“There were a lot of community events like the Zamboni parade and there was a lot of hockey 101 we had to do, not only with the fans but with media, which was interesting coming from Canada where hockey is king. We were fortunate to have great personalities like Jeremy Roenick and Keith Tkachuk and Mike Gartner. They became household names and they made it very easy to sell the sport.”
Braunstein met Nairn at the NHL Draft that summer in St Louis, where he was working for the Blues. The Coyotes were looking to beef up their media relations staff from two people to three (Jeff Hecht was the other), and Nairn said Braunstein was at the top of his list.
“I always wanted to live in Arizona,” Braunstein said. “My best friend’s parents lived in Fountain Hills so I would visit in the summer when it was 120 degrees and I still loved it. I started the first week of August and I still remember our first training camp at the Coliseum.

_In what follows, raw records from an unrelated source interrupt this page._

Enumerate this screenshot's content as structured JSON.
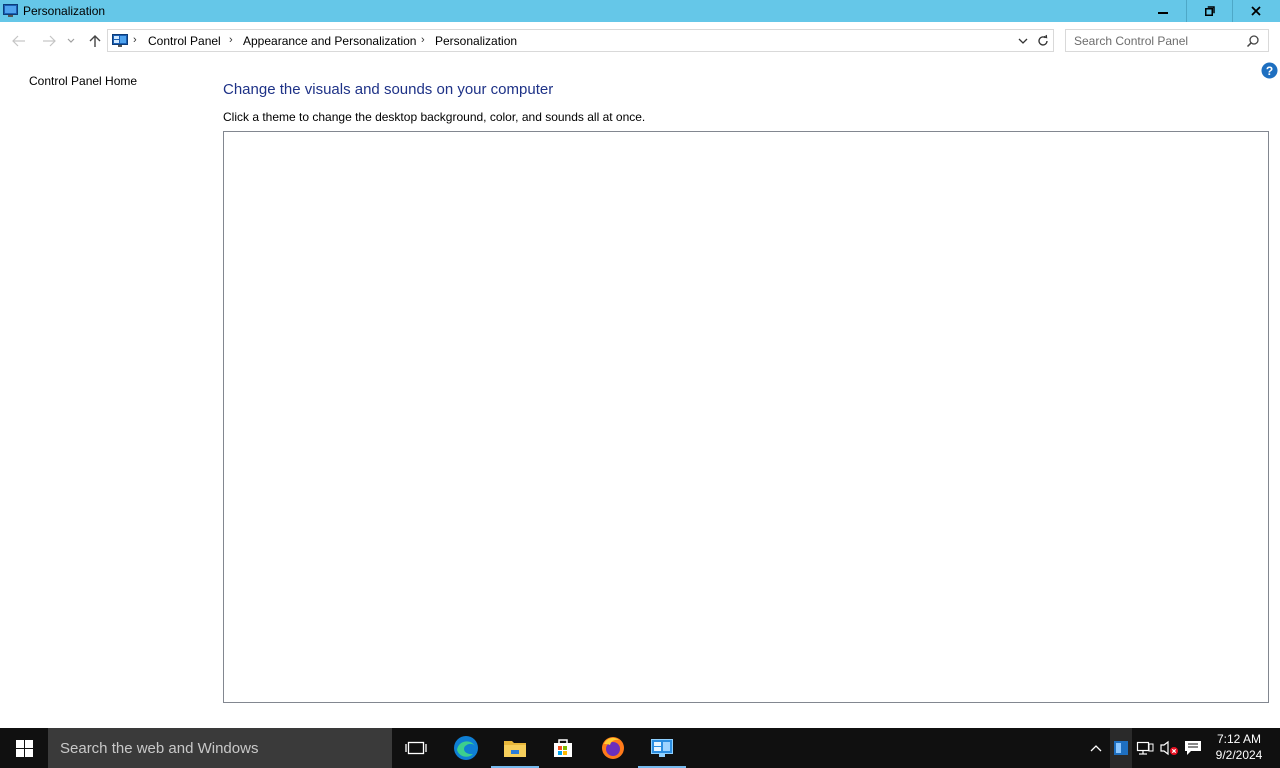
{
  "window": {
    "title": "Personalization"
  },
  "address_bar": {
    "breadcrumbs": [
      {
        "label": "Control Panel"
      },
      {
        "label": "Appearance and Personalization"
      },
      {
        "label": "Personalization"
      }
    ]
  },
  "search": {
    "placeholder": "Search Control Panel"
  },
  "sidebar": {
    "home_link": "Control Panel Home"
  },
  "main": {
    "title": "Change the visuals and sounds on your computer",
    "description": "Click a theme to change the desktop background, color, and sounds all at once."
  },
  "taskbar": {
    "search_placeholder": "Search the web and Windows",
    "apps": [
      {
        "name": "task-view",
        "icon": "task-view-icon",
        "active": false
      },
      {
        "name": "edge",
        "icon": "edge-icon",
        "active": false
      },
      {
        "name": "file-explorer",
        "icon": "folder-icon",
        "active": true
      },
      {
        "name": "store",
        "icon": "store-icon",
        "active": false
      },
      {
        "name": "firefox",
        "icon": "firefox-icon",
        "active": false
      },
      {
        "name": "control-panel",
        "icon": "control-panel-icon",
        "active": true
      }
    ],
    "clock": {
      "time": "7:12 AM",
      "date": "9/2/2024"
    }
  },
  "colors": {
    "titlebar": "#65c7e8",
    "heading": "#1e3287",
    "taskbar": "#101010",
    "taskbar_search": "#3a3a3a",
    "active_indicator": "#76b9ed",
    "help_icon": "#1e6fc0"
  }
}
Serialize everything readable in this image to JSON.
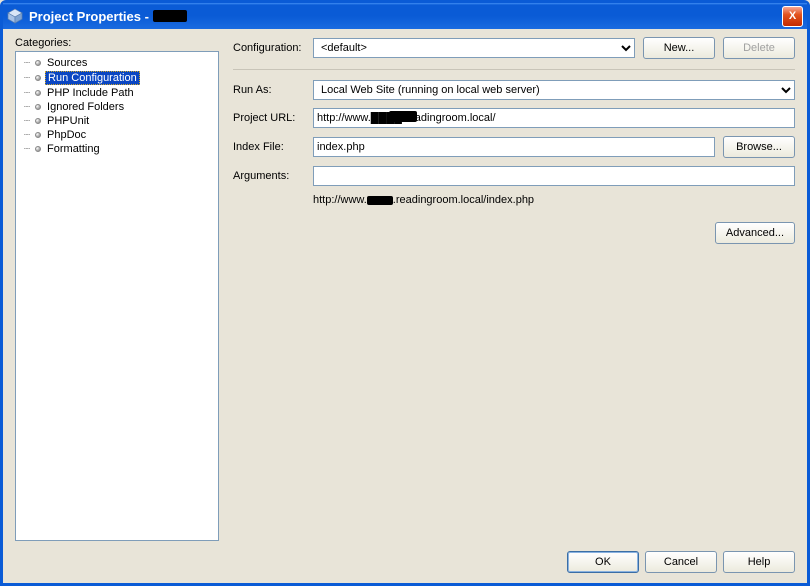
{
  "window": {
    "title_prefix": "Project Properties -",
    "close_glyph": "X"
  },
  "categories": {
    "label": "Categories:",
    "items": [
      {
        "label": "Sources",
        "selected": false
      },
      {
        "label": "Run Configuration",
        "selected": true
      },
      {
        "label": "PHP Include Path",
        "selected": false
      },
      {
        "label": "Ignored Folders",
        "selected": false
      },
      {
        "label": "PHPUnit",
        "selected": false
      },
      {
        "label": "PhpDoc",
        "selected": false
      },
      {
        "label": "Formatting",
        "selected": false
      }
    ]
  },
  "config": {
    "label": "Configuration:",
    "value": "<default>",
    "new_btn": "New...",
    "delete_btn": "Delete"
  },
  "form": {
    "run_as_label": "Run As:",
    "run_as_value": "Local Web Site (running on local web server)",
    "project_url_label": "Project URL:",
    "project_url_value": "http://www.████.readingroom.local/",
    "index_label": "Index File:",
    "index_value": "index.php",
    "browse_btn": "Browse...",
    "args_label": "Arguments:",
    "args_value": "",
    "url_preview_prefix": "http://www.",
    "url_preview_suffix": ".readingroom.local/index.php",
    "advanced_btn": "Advanced..."
  },
  "footer": {
    "ok": "OK",
    "cancel": "Cancel",
    "help": "Help"
  }
}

It’s surreal to think that 20 years have passed.”
When the Coyotes made the playoffs their first season in the Valley, Braunstein was part of the brainstorming session in which the team wrestled with the idea of transporting the Whiteout tradition from Winnipeg to the Valley.“We had no idea if it would stick or work,” he said. “We did a pretty intense media campaign leading up to it and at the very first game against Anaheim, we handed out T-shirts to everybody so we knew we would have it for the first game. It was the second game that worried us because we didn’t hand out anything. The fans had to know to wear white and they did. All of them did. It gave you goose bumps seeing it.”
When Nairn looks back over his 20 years, including a short stint in which he was dismissed by a former team president in a move that was universally criticized by local media, he wishes the Original Four was larger, and he wishes the group of players being honored were larger.
Massage therapist Jukka Nieminen died suddenly in June of 2010, the night before he was supposed to be married. Defenseman Brad McCrimmon, forward Igor Korolev and almost the entire roster of the KHL hockey team they were coaching, Lokomotiv, died in a plane crash in western Russia in Sept. 2011.
“I wish they could be here with us,” Nairn said.
As it stands, Nairn, Braunstein and Wilson will likely outlast Doan, who is nearing retirement, but could take a position with the franchise down the line. When asked to wager which of the four would win the race, Wilson chose an alternate approach.
“I think I’m the oldest so I probably ain’t gonna last the longest,” he said, laughing. “My guess is everybody’s going to keep going until they can’t anymore because we all love it.”
Sharks at Coyotes
When: 6 p.m., Saturday
Where: Gila River Arena, Glendale
TV: FOX Sports Arizona
Radio: Arizona Sports 98.7 FM
Records: Coyotes — 20-29-7. Sharks — 34-18-6.
Season series: Coyotes lead, 3-0-1.
Injury report: Coyotes — G Louis Domingue (lower body) and LW Lawson Crouse (lower body) are day to day. Crouse has not been ruled out for Saturday’s game. Center Brad Richardson (broken right tibia and fibula) is on injured reserve. Sharks — RW Joonas Donskoi (upper body is likely out until after the bye week. D Dylan DeMelo (wrist) is on injured reserve.
Scouting the Sharks: San Jose leads the Pacific Division with 74 points but has won just three of its last nine (3-2-4). … San Jose’s power play is 22nd in the league at 16.85 percent. The only team in a postseason position with a lower percentage is Ottawa (24th, 16.76 percent). … G Martin Jones has started 49 of the team’s 58 games and has seen his save percentage in February dip to .882. … D Brent Burns leads the team with 25 goals and 61 points in 58 games.